Music from The Drew Carey Show as well as on the band's compilation Pure Frosting. This version is traditionally played after a home win for either the Cleveland Indians or Cleveland Cavaliers. Although it was never played for the Cleveland Browns, Carey had the Browns fans chant "Cleveland Rocks!" when the team returned to playing in the city in 1999. Hunter's original version would open a Drew Carey "mistakes" episode; this song was covered by glam metal band Steel Panther on their debut album Hole Patrol. For the final season of Drew Carey, the theme song was performed in a different musical style for each episode. Trans-Siberian Orchestra plays a cover of the song as the finale in any performance in Cleveland. Joe Elliott's Down'n' Outz, a side project of the Def Leppard lead vocalist, covered "England Rocks" on the Mott the Hoople-themed album My ReGeneration
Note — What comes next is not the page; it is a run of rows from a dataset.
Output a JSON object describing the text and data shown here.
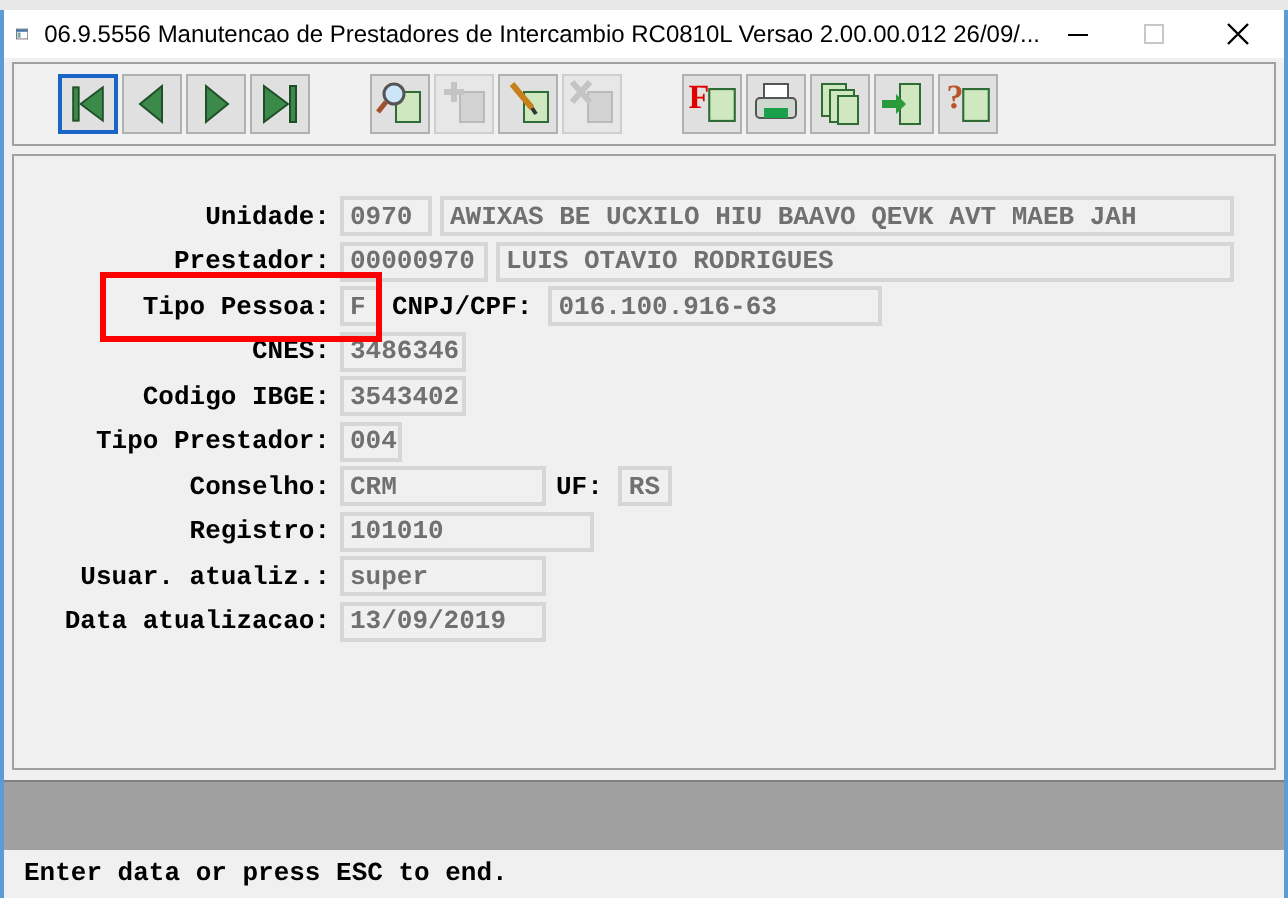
{
  "window": {
    "title": "06.9.5556 Manutencao de Prestadores de Intercambio RC0810L Versao 2.00.00.012 26/09/...",
    "maximize_disabled": true
  },
  "toolbar": [
    [
      {
        "kind": "first",
        "disabled": false,
        "focused": true
      },
      {
        "kind": "prev",
        "disabled": false,
        "focused": false
      },
      {
        "kind": "next",
        "disabled": false,
        "focused": false
      },
      {
        "kind": "last",
        "disabled": false,
        "focused": false
      }
    ],
    [
      {
        "kind": "search",
        "disabled": false,
        "focused": false
      },
      {
        "kind": "add",
        "disabled": true,
        "focused": false
      },
      {
        "kind": "edit",
        "disabled": false,
        "focused": false
      },
      {
        "kind": "delete",
        "disabled": true,
        "focused": false
      }
    ],
    [
      {
        "kind": "report",
        "disabled": false,
        "focused": false,
        "glyph": "F"
      },
      {
        "kind": "print",
        "disabled": false,
        "focused": false
      },
      {
        "kind": "copy",
        "disabled": false,
        "focused": false
      },
      {
        "kind": "exit",
        "disabled": false,
        "focused": false
      },
      {
        "kind": "help",
        "disabled": false,
        "focused": false,
        "glyph": "?"
      }
    ]
  ],
  "form": [
    {
      "label": "Unidade:",
      "highlighted": false,
      "items": [
        {
          "kind": "field",
          "value": "0970"
        },
        {
          "kind": "field",
          "value": "AWIXAS BE UCXILO HIU BAAVO QEVK AVT MAEB JAH"
        }
      ]
    },
    {
      "label": "Prestador:",
      "highlighted": false,
      "items": [
        {
          "kind": "field",
          "value": "00000970"
        },
        {
          "kind": "field",
          "value": "LUIS OTAVIO RODRIGUES"
        }
      ]
    },
    {
      "label": "Tipo Pessoa:",
      "highlighted": true,
      "items": [
        {
          "kind": "field",
          "value": "F"
        },
        {
          "kind": "label",
          "text": "CNPJ/CPF:"
        },
        {
          "kind": "field",
          "value": "016.100.916-63"
        }
      ]
    },
    {
      "label": "CNES:",
      "highlighted": false,
      "items": [
        {
          "kind": "field",
          "value": "3486346"
        }
      ]
    },
    {
      "label": "Codigo IBGE:",
      "highlighted": false,
      "items": [
        {
          "kind": "field",
          "value": "3543402"
        }
      ]
    },
    {
      "label": "Tipo Prestador:",
      "highlighted": false,
      "items": [
        {
          "kind": "field",
          "value": "004"
        }
      ]
    },
    {
      "label": "Conselho:",
      "highlighted": false,
      "items": [
        {
          "kind": "field",
          "value": "CRM"
        },
        {
          "kind": "label",
          "text": "UF:"
        },
        {
          "kind": "field",
          "value": "RS"
        }
      ]
    },
    {
      "label": "Registro:",
      "highlighted": false,
      "items": [
        {
          "kind": "field",
          "value": "101010"
        }
      ]
    },
    {
      "label": "Usuar. atualiz.:",
      "highlighted": false,
      "items": [
        {
          "kind": "field",
          "value": "super"
        }
      ]
    },
    {
      "label": "Data atualizacao:",
      "highlighted": false,
      "items": [
        {
          "kind": "field",
          "value": "13/09/2019"
        }
      ]
    }
  ],
  "status_bar": "Enter data or press ESC to end."
}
Amtala, Murshidabad

Amtala is a town, with a college, not identified in 2011 census, in Naoda CD Block in Barhampur subdivision of Murshidabad district in the state of West Bengal, India. Jatindra Rajendra Mahavidyalaya was established in 1986 at Amtala. Guru Prasad Biswas and Birendranath Biswas made a handsome contribution, the college was named after the fathers of both the donors; the land was provided by Amtala High School. Affiliated with the University of Kalyani, it offers honours courses in Bengali, Arabic, philosophy, political science and education. Amtala High School was established in 1919, it is a coeducational institution up to 12th class. Amtala Anadamani Balika Vidyalaya was established in 1972, it is a girls’ school up to 12th class. Amtala Rural Hospital functions with 50 beds
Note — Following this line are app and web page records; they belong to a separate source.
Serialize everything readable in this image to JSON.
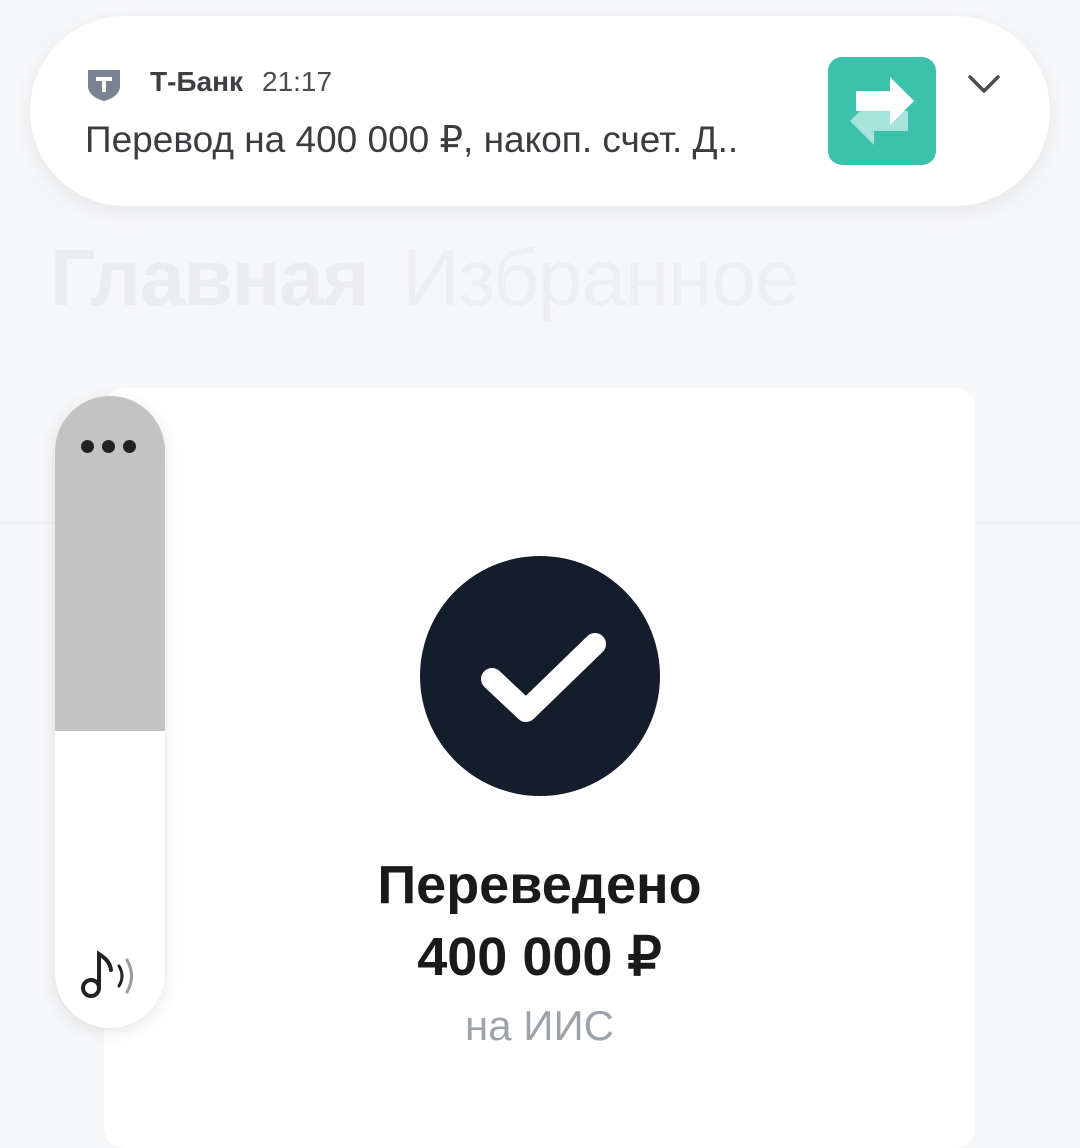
{
  "notification": {
    "app_name": "Т-Банк",
    "time": "21:17",
    "text": "Перевод на 400 000 ₽, накоп. счет. Д..",
    "brand_color": "#3cc1ad",
    "app_icon": "shield-t-icon",
    "thumbnail_icon": "transfer-arrows-icon",
    "expand_icon": "chevron-down-icon"
  },
  "background": {
    "tabs": [
      "Главная",
      "Избранное"
    ]
  },
  "card": {
    "icon": "checkmark-icon",
    "title": "Переведено",
    "amount": "400 000 ₽",
    "destination": "на ИИС"
  },
  "volume": {
    "level": 0.47,
    "more_icon": "more-dots-icon",
    "stream_icon": "media-sound-icon"
  }
}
Hyderabad Kalibari

The Hyderabad Kalibari is a Hindu temple located in Vivekanandapuram of Neredmet, just 7 km from Secunderabad Railway Station. The presiding deity of the temple is goddess Kali, hence the name Abode of Kali; the temple is famous for its Kali Puja and Durga Puja, held on October/November of every year during Dusshera and Diwali. In 1974, a piece of Land measuring about 2000 sq. yds was donated by the late Shree S. Madhusudan Reddy, ex-M. L. C. Malkajgiri a devotee of Ma Kali, to the Hyderabad Kalibari trust for building a Kali Temple. Subsequently, a number of devotees, in particular the late Lala Chowdhury Maman Ram Agarwal, a philanthropist came forward in collecting / offering donations for the construction of the Kalibari at Vivekanandapuram, Secunderabad; the organization started in 1974 and the foundation stone was laid by the Swamy Ranganathanandaji Maharaj, the President of Ramakrishna mission Hyderabad. On 28 August 1976, an idol of Kalimata, made out of a single piece of black stone, was purchased from "Chitpur", West Bengal, in the pattern of Kalimata of Dakshineshwar temple at Kolkata.
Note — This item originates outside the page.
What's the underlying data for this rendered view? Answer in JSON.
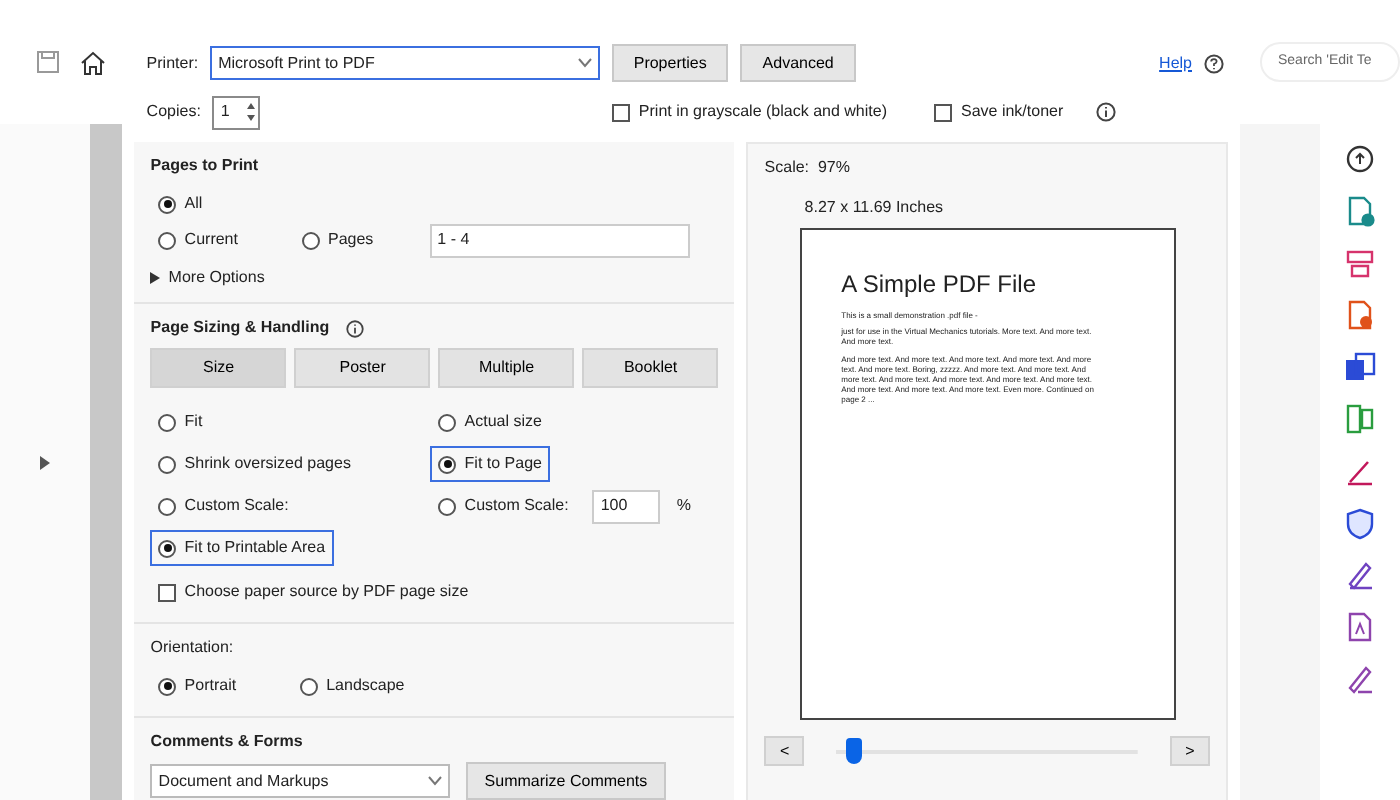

It was installed by Swamy Ranganathanandaji Maharaj of Ramakrishna Mission and the late Raja Sagi Suryanarayana Raju, the Minister for Endowments, Govt. of Andhra Pradesh was the chief guest on this occasion. The idol sthapana and Pran Pratistha of the goddess was done by the late Sree Gostha Behari Bhattacherjee, Vidyaratna, a famous Tantric priest of famous "Chunagali Kali Temple" of Kolkata. Late Sree A. K. Ganguly, the 1st priest of Hyderabad Kalibari, assisted him in performing the pooja under vedic and tantric ways in accordance with shastrik injunctions. Swamy Ranganathanandaji Maharaj was approached for guidance, he suggested that the Kalibari should be named as the "Hyderabad Kalibari". Many devotees visit the holy Kalibari premises in search of solace. Today Hyderabad Kalibari performs all the festivals related to Bengal, viz. Saraswati puja, Annapurna Puja etc. All Amavasya Pujas. Devotees in large numbers gather on all such occasions; the Kalibari has a free school for children where Bengali is taught.

Dancing and singing are taught every Sunday. The children take part in the social programmes. Hyderabad Kalibari website